The youthful quartet are 19-year-old Asif Iqbal (Arfan Usman), who is traveling to Pakistan to marry a bride picked by his mother; his best man, 19-year-old Ruhel Ahmed (Farhad Harun); and their older buddies, Shafiq Rasul (Riz Ahmed), 23, and Monir Ali (Waqar Siddiqui), 22. Actors play the four in the dramatic scenes, though three of the real protagonists--Iqbal, Ahmed and Rasul--also appear in the film as on-camera interviewees, narrating the story. (There is no official writer's credit.)
Despite the threesome's final release, some may question their story.
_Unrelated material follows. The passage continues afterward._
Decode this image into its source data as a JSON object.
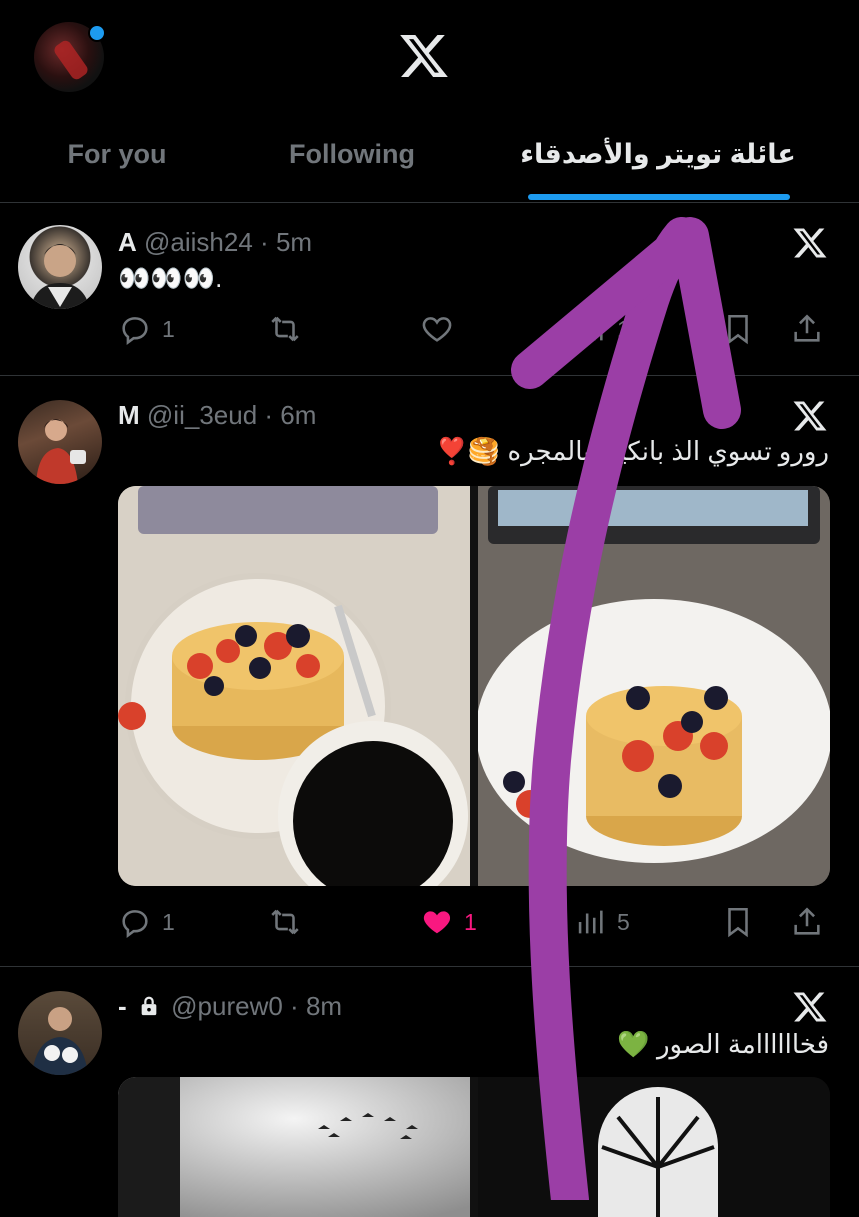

Others may see a pro-terror conspiracy (or tendency) in the fact that much of "The Road to Guantanamo" was shot in Iran. (Suitable terrain and the excellence of Iran's film industry, rather than politics, were the stated reasons.) But "Road" seems even-handed. The worst guards seem less monsters than ignorant bullies--and some of them are sympathetic.
Many of the prisoners may be guilty, but that doesn't excuse the abandonment of judicial safeguards--which are there precisely to mete out proper justice and prevent just such mistakes. The moviemakers tell the trio's engrossing story with a mix of battering immediacy, precision and discretion that puts you totally in the movie's grip; the camp scenes especially have realism, intensity and a heightened sensitivity to physical and spiritual suffering. Winterbottom has been a brilliant portrayer of contemporary political chaos in movies like "In This World" and "Welcome to Sarajevo." Here he casts his spell again, mixing history and drama as powerfully as Paul Greengrass did in "United 93."
Metacritic Rating- 64
Ranked Highest By:
Posted 20 February 2007 - 04:51 PM
Posted 20 February 2007 - 04:55 PM
Both reviews have me interested.
Posted 20 February 2007 - 05:32 PM
I ranked that movie high
You should never vote in SOMBie polls under the influence
Posted 20 February 2007 - 06:34 PM
I ranked that movie high
You should never vote in SOMBie polls under the influence
Posted 20 February 2007 - 10:27 PM
Surprised to see no response to the cool coincidence of Bubble placing just off the bubble. It beat 4 other films by one point.
Note: Your favorite movie of the year on DVD (or another if you already have it) mailed to the SOMBIE who identifies the most references from the teasers. First to answer correctly for each teaser gets a point. Don't PM me as I need my box open...just respond in the thread.
I thought the image of the dudes face was one of the more indelible in the film (the morning after the guys were caught in the middle of the bombings in the desert). I could see where the blindfold part would go unnoticed as it was common throughout.
I ranked that movie high, and I don't recognize either of the top two images you picked. Weird.